That’s at best inconsistent, Tony. At worst it is incompetent.
That sort of ‘leadership’ is almost guaranteed to make every member of your team not trust you and be concerned for their own positions.
Referees and touch judges get paid well per first-grade game. Getting dropped isn’t just humiliating, it is very costly. And remember, unlike players who can go to other clubs or competitions – or even codes – when they fall out with their coach, referees have nowhere else to go except the English Super League.
So now put yourself in Rickey MacFarlane’s shoes.
After seeing that even a touch judge of Jeff Younis’ undoubted status can get dropped and publicly maligned for missing a marginal live call, poor old MacFarlane must have been worried about getting a call wrong.
With the score at 14-8 in the 46th minute of the Broncos-Roosters match, Milford streaked into space. He was caught by Mitch Aubusson but got a pass away to Hunt, who went over.
It’s a fair guess that MacFarlane was sweating on forward passes, determined not to miss one. With a split second to make the call, MacFarlane told lead referee Gerard Sutton that Milford’s pass went forward.
It was a howler of a call and Rickey was in reggies last weekend. His name is not listed against any of this weekend’s first-grade games either…
I suspect MacFarlane completely misunderstood the message that Archer sent when he so publicly dropped Younis. The message wasn’t “don’t miss forward passes” it was “don’t stuff up during a game because if you do I’ll be the first in line to publicly bag you out.”

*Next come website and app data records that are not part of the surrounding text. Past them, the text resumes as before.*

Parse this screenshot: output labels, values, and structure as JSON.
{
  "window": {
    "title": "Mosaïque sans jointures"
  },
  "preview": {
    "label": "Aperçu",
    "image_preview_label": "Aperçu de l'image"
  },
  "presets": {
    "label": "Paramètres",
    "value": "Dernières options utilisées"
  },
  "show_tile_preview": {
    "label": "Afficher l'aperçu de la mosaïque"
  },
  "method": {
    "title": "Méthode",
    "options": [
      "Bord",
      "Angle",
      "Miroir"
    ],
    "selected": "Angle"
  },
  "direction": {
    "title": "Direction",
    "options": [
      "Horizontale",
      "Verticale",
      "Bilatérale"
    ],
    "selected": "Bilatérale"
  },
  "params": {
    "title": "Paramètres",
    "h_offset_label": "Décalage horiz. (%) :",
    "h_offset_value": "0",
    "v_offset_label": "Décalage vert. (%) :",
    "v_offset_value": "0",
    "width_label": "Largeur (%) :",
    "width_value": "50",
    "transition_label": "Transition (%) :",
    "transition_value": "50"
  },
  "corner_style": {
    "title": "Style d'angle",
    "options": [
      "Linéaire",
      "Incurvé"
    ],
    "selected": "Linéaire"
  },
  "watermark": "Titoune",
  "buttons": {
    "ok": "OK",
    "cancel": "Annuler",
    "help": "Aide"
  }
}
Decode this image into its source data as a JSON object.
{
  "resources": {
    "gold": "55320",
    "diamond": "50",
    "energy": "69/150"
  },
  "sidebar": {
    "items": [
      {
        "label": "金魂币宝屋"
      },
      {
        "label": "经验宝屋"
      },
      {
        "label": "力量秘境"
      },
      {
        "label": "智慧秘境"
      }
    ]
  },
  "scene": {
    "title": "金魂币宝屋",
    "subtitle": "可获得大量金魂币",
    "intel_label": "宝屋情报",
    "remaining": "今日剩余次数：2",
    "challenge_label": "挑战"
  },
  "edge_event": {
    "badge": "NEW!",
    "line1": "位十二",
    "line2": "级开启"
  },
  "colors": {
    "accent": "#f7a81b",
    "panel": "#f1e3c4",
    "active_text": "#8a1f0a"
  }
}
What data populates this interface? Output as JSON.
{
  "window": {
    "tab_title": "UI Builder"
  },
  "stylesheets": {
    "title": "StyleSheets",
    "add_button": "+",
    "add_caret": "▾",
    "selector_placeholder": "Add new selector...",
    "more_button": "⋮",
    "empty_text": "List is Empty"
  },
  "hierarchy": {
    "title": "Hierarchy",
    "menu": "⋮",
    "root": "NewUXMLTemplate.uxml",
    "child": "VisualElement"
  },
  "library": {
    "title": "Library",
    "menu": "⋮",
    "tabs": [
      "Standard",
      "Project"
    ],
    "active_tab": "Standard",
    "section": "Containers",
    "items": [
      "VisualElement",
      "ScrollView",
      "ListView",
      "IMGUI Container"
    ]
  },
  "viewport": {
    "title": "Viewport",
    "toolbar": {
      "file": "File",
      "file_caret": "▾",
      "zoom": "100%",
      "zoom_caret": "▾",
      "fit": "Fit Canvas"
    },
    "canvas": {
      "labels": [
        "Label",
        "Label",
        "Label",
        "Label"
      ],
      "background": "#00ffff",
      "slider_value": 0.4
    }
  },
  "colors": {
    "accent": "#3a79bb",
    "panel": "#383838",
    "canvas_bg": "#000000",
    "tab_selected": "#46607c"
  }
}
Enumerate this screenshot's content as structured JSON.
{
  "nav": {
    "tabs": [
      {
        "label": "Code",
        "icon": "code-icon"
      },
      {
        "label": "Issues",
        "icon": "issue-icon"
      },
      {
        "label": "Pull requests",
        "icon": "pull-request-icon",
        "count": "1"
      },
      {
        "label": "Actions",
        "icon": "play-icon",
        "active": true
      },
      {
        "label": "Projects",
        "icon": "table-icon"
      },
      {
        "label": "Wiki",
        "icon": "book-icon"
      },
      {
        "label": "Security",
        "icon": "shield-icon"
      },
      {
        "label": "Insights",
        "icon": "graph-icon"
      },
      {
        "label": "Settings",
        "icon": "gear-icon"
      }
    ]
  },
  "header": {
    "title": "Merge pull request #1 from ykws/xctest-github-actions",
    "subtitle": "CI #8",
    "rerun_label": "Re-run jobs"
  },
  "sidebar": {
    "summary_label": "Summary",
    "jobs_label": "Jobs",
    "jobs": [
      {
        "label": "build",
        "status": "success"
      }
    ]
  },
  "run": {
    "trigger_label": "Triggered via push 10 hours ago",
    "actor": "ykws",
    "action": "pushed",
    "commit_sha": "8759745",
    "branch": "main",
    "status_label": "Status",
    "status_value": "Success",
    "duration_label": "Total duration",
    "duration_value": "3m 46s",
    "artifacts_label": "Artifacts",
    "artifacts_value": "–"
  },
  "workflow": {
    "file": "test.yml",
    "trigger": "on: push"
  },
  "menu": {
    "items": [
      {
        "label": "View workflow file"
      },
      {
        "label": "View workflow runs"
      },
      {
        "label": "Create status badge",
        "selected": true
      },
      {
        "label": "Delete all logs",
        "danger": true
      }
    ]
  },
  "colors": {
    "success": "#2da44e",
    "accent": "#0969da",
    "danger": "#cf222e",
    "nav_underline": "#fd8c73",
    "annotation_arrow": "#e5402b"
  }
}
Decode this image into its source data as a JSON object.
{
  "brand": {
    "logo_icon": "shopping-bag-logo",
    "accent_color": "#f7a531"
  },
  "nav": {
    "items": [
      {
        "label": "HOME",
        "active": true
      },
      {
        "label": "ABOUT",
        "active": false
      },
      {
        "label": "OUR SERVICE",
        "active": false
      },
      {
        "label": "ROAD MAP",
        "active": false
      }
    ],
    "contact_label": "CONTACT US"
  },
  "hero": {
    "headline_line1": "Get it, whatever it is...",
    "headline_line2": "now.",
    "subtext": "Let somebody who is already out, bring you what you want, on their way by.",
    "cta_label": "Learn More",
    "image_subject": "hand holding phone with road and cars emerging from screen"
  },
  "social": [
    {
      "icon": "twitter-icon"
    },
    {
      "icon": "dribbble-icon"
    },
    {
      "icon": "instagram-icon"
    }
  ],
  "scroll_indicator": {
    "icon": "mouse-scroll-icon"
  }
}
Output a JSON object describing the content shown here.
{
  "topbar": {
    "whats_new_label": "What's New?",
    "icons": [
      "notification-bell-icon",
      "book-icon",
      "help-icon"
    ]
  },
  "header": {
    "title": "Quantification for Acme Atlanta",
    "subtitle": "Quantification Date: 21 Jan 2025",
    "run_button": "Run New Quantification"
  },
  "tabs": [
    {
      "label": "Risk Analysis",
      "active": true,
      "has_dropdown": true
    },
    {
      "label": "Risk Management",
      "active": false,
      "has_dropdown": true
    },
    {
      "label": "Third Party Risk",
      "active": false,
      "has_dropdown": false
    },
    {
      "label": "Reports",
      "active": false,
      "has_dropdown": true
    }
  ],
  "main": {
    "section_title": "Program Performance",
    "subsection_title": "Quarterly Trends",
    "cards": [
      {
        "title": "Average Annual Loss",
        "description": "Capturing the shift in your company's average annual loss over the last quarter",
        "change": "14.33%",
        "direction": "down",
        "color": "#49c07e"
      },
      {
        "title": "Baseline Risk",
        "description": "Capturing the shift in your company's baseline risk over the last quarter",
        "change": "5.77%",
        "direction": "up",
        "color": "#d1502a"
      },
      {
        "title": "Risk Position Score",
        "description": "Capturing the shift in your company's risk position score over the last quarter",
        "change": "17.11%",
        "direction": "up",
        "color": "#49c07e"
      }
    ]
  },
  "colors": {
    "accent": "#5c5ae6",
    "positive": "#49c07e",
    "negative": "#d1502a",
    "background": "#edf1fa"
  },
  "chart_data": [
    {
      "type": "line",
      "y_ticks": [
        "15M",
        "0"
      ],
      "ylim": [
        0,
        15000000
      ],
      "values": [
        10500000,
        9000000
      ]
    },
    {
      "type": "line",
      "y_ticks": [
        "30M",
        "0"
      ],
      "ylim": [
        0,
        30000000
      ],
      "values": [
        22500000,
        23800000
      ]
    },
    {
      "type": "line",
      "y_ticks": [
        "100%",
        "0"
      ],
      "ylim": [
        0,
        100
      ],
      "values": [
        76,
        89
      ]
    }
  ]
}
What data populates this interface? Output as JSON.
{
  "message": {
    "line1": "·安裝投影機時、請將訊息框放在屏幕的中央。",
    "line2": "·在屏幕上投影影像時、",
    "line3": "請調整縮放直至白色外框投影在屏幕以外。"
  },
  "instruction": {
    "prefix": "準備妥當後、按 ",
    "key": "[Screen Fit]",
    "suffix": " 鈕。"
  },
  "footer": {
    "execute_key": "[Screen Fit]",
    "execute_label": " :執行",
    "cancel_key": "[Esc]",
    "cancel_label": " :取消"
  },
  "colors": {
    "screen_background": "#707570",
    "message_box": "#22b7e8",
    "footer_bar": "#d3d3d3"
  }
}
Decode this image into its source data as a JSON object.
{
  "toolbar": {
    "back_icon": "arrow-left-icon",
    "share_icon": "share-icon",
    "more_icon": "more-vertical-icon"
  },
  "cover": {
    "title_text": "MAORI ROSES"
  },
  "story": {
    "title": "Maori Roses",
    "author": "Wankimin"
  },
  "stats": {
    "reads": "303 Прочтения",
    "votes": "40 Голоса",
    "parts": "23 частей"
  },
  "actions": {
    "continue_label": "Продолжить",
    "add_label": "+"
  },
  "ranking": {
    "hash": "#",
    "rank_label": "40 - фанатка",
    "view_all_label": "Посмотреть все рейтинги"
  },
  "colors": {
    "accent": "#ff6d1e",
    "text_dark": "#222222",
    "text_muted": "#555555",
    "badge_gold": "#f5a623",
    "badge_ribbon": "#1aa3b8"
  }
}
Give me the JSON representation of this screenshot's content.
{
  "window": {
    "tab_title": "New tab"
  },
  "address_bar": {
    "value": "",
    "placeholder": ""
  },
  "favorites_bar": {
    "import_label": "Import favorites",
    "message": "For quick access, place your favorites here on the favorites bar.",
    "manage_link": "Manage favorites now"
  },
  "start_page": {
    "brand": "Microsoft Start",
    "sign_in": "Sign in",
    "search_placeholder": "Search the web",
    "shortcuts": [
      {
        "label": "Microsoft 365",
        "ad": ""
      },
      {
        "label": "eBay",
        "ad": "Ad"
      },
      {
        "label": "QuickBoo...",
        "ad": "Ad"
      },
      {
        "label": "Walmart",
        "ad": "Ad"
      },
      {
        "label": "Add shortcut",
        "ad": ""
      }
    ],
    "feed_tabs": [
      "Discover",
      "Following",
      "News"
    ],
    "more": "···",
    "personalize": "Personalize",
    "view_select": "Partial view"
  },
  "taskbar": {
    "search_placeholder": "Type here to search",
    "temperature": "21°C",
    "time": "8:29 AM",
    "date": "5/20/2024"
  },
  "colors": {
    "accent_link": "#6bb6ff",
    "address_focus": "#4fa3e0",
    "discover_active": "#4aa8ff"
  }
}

The beatings will continue until morale improves…
This is consistent with his message at the 2014 season launch for officials, when the newly-appointed Archer told his charges something closely along the lines of “Some of you have some insurance banked from your years of service and from the standing you have in the game. However, when performances don’t match expectation that insurance can be withdrawn, and when it runs out it’s not there anymore.”
However, how many of them thought that withdrawal would include being blamed in the media just hours after the game, for a marginal call at worst?
That Archer could treat any of his officials that way is appalling. You would never see one of the NRL club coaches do such a thing in public. The likes of Trent Robinson, Ricky Stuart, Craig Bellamy and Wayne Bennett would never dream of it. A coach can lose his playing group by doing that and then everything can quickly fall to pieces. That can happen with referees too.
In fact, I’d argue – given the above-listed facts – it has happened.
Roosters captain Boyd Cordner, in the News Limited press, said, “I thought [the pass] was OK. If the NRL has come out and said [it was forward] so be it … that’s footy and it can be tough for the refs at times. They’re human. I couldn’t imagine refereeing.”
Spot on Boyd. Now imagine being one and having the added worry that your boss was more concerned with joining in with the media in bagging you out than standing up for you.
Archer should have zero interaction with the press. The press are remorselessly looking for stories, scandals and scapegoats. They mostly don’t have fairness high on their agenda either.
Archer should back his charges to the hilt. He should be the first to rally behind them and show support. He needs them to know that he stands between them and all criticism – just like Wayne Bennett always does for his boys, drawing the flack upon himself whenever he can.
While Archer might address matters differently behind closed doors, the referees and touch judges must have complete faith that in public they have no greater advocate, supporter and defender than their coach.
Right now, I’d be surprised if any of them feel that describes Tony Archer’s approach to leadership.
And because of that, we will continue to get officials too scared to sin bin or send off players, no matter how deserving they are, and we’ll continue to see the sort of bad decisions that mostly come when people feel panicked and unsupported.
Get your act together Tony, or get out.